The Hand to Hand is one of the most basic Latin steps, yet I’m always surprised how often it is danced poorly. Here is some information to help you improve your Hand to Hand in Rumba and Cha Cha.
While attending a competition some time ago, I observed that nearly every syllabus-level couple was dancing the Hand to Hand with seriously flawed technique. After watching more than a dozen couples making these same mistakes, I wondered if they were learning it wrong. But when the professionals competed, both in Pro/Am or in the Professional Division events, they all danced the Hand to Hand beautifully. I had to conclude that there were so many other things the coaches need to focus on that this detail was getting overlooked in their competitive students.
It’s time to give this basic step some attention.
In the Hand to Hand, the body turns to the left and right, away from the partner, in Right Side or Left Side position. The outside foot is placed back, while the other foot doesn’t move. The step is completed when the weight first replaces to the front foot and then the bodies return to the starting position with either a single step (Rumba) or Chasse (Cha Cha). It doesn’t matter which side you start, as this is based on the choreography. What does matter are the amount of turn and the foot and leg action.
Amount of Turn
The Hand to Hand turns one quarter in each direction. Variations such as Spiral Turns are allowed at higher levels but the Hand to Hand itself turns one quarter. The initial turn happens on step 1, while the return happens “over” steps 2 and 3. To achieve this, the weight must be over the ball of the foot, which is the normal weight position for Latin dances. This allows the standing foot to swivel on the ball while the moving foot passes through. Some dancers incorrectly allow the moving foot to “ronde” away from the body during the turn. It should pass through right next to the standing foot.

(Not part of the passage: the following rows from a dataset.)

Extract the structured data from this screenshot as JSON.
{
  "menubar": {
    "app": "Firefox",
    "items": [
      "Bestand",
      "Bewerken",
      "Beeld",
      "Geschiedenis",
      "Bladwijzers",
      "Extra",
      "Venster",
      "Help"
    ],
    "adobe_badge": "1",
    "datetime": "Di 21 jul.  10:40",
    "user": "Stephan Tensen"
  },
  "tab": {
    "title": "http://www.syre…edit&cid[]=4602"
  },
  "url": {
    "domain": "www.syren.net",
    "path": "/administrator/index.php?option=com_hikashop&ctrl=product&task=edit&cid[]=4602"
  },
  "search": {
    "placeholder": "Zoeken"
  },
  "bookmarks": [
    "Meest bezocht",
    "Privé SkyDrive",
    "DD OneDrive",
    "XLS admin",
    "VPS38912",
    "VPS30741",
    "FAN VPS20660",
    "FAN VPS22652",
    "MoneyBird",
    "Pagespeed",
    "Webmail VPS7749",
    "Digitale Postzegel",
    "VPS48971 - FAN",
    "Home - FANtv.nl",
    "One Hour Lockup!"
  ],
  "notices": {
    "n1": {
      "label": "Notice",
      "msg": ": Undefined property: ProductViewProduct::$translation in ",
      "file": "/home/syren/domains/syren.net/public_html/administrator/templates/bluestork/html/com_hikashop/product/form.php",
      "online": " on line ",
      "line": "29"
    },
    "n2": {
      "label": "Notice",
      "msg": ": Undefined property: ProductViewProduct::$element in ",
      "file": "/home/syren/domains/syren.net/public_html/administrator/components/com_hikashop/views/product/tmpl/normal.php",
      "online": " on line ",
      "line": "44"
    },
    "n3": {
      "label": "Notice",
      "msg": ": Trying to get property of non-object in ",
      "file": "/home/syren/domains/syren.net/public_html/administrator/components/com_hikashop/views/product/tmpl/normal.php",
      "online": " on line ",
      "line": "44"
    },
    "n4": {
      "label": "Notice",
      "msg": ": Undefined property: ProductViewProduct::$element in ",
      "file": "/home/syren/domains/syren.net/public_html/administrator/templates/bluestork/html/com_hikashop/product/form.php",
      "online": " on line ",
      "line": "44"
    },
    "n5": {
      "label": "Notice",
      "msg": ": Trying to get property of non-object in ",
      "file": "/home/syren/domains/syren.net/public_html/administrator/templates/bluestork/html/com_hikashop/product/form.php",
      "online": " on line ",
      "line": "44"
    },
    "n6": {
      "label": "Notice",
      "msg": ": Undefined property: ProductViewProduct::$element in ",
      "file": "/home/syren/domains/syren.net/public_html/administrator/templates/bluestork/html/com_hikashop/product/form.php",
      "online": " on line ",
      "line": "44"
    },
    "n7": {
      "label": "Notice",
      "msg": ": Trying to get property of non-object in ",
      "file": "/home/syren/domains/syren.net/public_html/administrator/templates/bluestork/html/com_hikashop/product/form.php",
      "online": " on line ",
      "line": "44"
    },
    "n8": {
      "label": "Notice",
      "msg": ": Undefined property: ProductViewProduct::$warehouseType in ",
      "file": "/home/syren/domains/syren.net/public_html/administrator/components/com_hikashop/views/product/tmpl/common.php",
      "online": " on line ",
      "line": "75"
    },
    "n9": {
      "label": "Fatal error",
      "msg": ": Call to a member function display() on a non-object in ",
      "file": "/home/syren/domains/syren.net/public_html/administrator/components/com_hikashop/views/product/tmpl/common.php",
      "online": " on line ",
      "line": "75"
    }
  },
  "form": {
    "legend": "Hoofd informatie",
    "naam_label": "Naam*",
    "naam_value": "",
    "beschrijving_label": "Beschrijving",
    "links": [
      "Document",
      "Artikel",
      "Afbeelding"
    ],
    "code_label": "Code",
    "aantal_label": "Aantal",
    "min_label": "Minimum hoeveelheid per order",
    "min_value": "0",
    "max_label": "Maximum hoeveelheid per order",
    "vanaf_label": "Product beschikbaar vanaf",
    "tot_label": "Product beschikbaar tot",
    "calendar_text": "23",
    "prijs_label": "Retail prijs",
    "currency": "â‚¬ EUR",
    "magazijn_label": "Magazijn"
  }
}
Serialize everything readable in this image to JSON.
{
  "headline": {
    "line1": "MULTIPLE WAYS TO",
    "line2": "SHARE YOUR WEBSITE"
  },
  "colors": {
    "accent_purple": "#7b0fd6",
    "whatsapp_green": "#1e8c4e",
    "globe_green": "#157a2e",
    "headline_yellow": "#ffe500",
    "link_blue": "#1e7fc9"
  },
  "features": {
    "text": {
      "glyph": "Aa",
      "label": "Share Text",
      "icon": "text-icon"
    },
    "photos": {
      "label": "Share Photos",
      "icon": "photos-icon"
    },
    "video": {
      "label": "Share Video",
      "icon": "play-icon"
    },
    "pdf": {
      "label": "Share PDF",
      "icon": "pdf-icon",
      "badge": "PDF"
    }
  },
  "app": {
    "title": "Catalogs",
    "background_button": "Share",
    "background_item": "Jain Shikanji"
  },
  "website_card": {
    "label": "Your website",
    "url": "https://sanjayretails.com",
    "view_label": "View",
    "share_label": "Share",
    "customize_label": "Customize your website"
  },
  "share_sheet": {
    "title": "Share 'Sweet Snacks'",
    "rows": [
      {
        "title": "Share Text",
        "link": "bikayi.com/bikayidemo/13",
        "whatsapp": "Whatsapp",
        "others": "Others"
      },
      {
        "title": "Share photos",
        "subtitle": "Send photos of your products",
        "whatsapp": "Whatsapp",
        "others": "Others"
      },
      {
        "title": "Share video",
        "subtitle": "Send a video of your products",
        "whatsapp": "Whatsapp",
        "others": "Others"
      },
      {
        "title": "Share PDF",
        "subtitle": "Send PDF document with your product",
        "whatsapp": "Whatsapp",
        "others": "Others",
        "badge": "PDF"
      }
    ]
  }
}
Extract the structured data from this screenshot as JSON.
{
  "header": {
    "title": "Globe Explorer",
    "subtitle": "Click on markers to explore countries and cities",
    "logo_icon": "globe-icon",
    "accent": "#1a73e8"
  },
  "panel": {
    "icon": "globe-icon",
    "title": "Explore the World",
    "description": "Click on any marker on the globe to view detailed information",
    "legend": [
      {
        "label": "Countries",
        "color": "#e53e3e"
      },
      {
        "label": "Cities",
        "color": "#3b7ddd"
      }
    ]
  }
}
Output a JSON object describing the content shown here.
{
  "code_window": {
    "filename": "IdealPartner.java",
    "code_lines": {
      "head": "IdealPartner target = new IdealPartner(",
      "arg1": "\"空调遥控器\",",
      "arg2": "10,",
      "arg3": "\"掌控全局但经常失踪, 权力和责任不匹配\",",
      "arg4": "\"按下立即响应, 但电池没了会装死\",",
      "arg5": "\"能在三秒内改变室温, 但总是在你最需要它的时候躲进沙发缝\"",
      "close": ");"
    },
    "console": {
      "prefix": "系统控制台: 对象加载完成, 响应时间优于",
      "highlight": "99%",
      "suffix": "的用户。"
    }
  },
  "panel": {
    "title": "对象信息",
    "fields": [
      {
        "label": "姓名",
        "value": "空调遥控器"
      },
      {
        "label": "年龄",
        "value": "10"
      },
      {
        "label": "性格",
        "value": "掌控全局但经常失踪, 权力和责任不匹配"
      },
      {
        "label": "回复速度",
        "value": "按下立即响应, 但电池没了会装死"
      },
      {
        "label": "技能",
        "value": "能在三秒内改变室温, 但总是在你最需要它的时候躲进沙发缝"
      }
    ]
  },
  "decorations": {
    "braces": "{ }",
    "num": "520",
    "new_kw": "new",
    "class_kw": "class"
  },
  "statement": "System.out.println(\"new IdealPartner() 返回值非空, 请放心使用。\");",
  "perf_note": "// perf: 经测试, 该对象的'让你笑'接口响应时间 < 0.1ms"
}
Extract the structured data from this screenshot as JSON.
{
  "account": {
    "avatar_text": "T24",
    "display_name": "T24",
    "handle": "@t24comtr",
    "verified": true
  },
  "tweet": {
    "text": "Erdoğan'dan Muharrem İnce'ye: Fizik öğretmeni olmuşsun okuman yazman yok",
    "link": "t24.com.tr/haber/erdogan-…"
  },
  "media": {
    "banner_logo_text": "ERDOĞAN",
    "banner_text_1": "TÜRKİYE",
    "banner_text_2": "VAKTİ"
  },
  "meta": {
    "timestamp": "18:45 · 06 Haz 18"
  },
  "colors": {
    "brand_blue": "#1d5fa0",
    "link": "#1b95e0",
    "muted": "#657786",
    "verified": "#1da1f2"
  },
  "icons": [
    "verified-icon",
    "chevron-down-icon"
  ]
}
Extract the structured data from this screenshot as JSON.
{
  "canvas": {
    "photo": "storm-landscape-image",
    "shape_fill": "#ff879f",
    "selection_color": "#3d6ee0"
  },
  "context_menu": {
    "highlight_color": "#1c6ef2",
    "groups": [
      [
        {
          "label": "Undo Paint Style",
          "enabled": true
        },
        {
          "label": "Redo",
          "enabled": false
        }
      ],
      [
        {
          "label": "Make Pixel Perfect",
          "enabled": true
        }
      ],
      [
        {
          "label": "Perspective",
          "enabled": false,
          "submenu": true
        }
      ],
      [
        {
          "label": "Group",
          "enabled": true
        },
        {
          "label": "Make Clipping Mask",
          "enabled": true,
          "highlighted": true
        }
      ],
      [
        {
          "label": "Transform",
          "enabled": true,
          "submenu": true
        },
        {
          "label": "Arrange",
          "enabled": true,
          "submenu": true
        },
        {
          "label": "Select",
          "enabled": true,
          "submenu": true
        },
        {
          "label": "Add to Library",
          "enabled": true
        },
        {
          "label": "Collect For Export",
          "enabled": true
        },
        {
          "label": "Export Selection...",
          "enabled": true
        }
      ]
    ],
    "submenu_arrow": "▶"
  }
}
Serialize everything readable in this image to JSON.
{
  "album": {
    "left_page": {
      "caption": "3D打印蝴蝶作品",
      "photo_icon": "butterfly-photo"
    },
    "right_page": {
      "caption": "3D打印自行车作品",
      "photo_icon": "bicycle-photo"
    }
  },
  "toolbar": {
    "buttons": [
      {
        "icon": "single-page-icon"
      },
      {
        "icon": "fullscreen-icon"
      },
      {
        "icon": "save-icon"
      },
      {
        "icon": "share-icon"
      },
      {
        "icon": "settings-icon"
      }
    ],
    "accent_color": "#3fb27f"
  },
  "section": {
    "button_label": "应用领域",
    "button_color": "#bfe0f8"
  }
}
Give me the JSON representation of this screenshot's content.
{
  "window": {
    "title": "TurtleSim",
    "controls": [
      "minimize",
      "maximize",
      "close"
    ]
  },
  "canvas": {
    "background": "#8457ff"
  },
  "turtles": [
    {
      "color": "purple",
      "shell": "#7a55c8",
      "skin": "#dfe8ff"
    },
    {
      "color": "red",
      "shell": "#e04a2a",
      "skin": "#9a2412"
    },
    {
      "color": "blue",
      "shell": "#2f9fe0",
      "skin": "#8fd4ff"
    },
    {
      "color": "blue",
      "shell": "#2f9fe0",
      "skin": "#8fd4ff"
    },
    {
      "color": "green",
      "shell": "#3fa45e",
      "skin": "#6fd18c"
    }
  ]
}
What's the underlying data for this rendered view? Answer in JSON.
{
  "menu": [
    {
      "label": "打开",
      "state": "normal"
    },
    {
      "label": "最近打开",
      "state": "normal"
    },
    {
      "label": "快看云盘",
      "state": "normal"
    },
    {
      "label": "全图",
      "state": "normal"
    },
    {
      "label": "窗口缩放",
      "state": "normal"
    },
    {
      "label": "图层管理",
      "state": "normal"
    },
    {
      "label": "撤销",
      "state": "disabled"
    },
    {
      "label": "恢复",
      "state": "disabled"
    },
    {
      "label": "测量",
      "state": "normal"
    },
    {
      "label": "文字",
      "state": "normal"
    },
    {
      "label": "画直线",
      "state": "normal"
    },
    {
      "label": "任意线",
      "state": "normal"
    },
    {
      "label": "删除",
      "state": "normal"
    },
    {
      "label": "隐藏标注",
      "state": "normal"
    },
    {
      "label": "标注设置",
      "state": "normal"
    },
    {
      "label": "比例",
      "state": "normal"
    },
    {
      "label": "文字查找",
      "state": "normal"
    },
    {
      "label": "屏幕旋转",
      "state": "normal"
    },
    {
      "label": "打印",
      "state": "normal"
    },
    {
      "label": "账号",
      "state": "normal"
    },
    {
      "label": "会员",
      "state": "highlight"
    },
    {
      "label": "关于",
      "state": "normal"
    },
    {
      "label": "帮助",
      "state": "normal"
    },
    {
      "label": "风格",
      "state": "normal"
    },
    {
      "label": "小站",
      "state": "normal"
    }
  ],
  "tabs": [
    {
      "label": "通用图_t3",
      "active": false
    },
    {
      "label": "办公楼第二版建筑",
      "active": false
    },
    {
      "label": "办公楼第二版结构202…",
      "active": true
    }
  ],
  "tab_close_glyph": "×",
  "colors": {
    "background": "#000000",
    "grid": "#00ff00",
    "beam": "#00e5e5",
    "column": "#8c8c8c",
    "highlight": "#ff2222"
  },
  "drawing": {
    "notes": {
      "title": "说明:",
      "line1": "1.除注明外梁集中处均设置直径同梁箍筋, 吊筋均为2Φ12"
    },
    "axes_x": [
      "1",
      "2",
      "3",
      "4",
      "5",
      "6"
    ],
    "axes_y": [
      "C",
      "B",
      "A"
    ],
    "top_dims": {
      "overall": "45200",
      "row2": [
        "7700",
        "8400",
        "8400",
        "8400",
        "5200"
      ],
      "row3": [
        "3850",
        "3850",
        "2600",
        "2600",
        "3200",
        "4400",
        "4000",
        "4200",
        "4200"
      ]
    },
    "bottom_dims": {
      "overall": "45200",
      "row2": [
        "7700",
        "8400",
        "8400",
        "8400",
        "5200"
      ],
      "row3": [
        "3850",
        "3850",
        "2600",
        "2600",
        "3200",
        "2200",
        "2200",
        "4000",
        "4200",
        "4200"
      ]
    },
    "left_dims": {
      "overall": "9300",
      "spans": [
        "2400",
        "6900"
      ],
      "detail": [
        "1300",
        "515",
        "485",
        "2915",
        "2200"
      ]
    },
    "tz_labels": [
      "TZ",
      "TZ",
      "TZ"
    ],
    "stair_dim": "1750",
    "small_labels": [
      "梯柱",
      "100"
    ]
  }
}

The most common problem that I see is incorrect use of pressure into the floor and timing of weight distribution. This is especially frequent in the Cha Cha, because of the speed of the step. Dancers attempt to create a “quick” action by placing their weight onto the back foot too rapidly, or their body weight placed over the heel. These errors cause the front foot to release from the floor. Far too often I even see ladies trying to create a kind of stylistic treatment of the front foot release by deliberately “flicking” the foot before replacing the weight.
In actual fact, there needs to be pressure into both feet at all times in Rumba and Cha Cha. Even steps that have no weight must maintain pressure into the floor. While the front foot can slide slightly before the weight is replaced, it must never release from the floor. The slide, if it happens, is the result of hip rotation as the back leg receives the rest of the body weight, and is never an intentional movement of the foot.
To achieve a beautiful Hand to Hand, the foot is first extended behind the body with the toe on the ground. The heel is then lowered as the weight is directed into the new standing leg and even more as it settles and the hip rotates during the completion of the weight transfer. If there is continued pressure into the front foot, both legs can be straight and therefore visually beautiful.
At the end of the hip rotation, the pressure from the back foot allows weight to transfer back to the front foot and contributes to the rotation back to the starting position.
Another common problem is incorrect use of the arms. There is a tendency, usually from the gentleman, to push the joined hands forward as the foot goes back. I believe this is a result of a misunderstanding caused by watching other dancers. While the weight transfer and hip rotation takes place, the joined hands may look like they are moving forward but they really are staying in place. It’s the hips rotating away that create an optical illusion of moving hands. You’ll look more stable and your movement clean and controlled if your hands don’t move.
Arms should extend out to the side, but should not be stretched behind the body. Again, this is a common mistake. As the hips rotate away from the partner at the completion of the weight transfer to the back foot, the body may also rotate slightly more. With the arm aligned to the side, it will appear to be slightly back but is actually just to the side of the body.
I believe that incorrect foot pressure is the biggest issue in this step and it is likely the result of trying to achieve a rapid “2” action. While it’s admirable that dancers are trying to create that musical accent, the way it should be done is by creating energy through your core and then releasing it between counts 1 and 2. This creates rotation and allows the leg to snap back in a very natural movement. Don’t place the weight onto the back heel too soon! It must be a sequence of ball, then heel as the weight transfer takes place. Far too often the heel is lowered too quickly, resulting in the previously mentioned release of the front foot from the floor.
Follow these steps to create a visually pleasing Rumba or Cha Cha.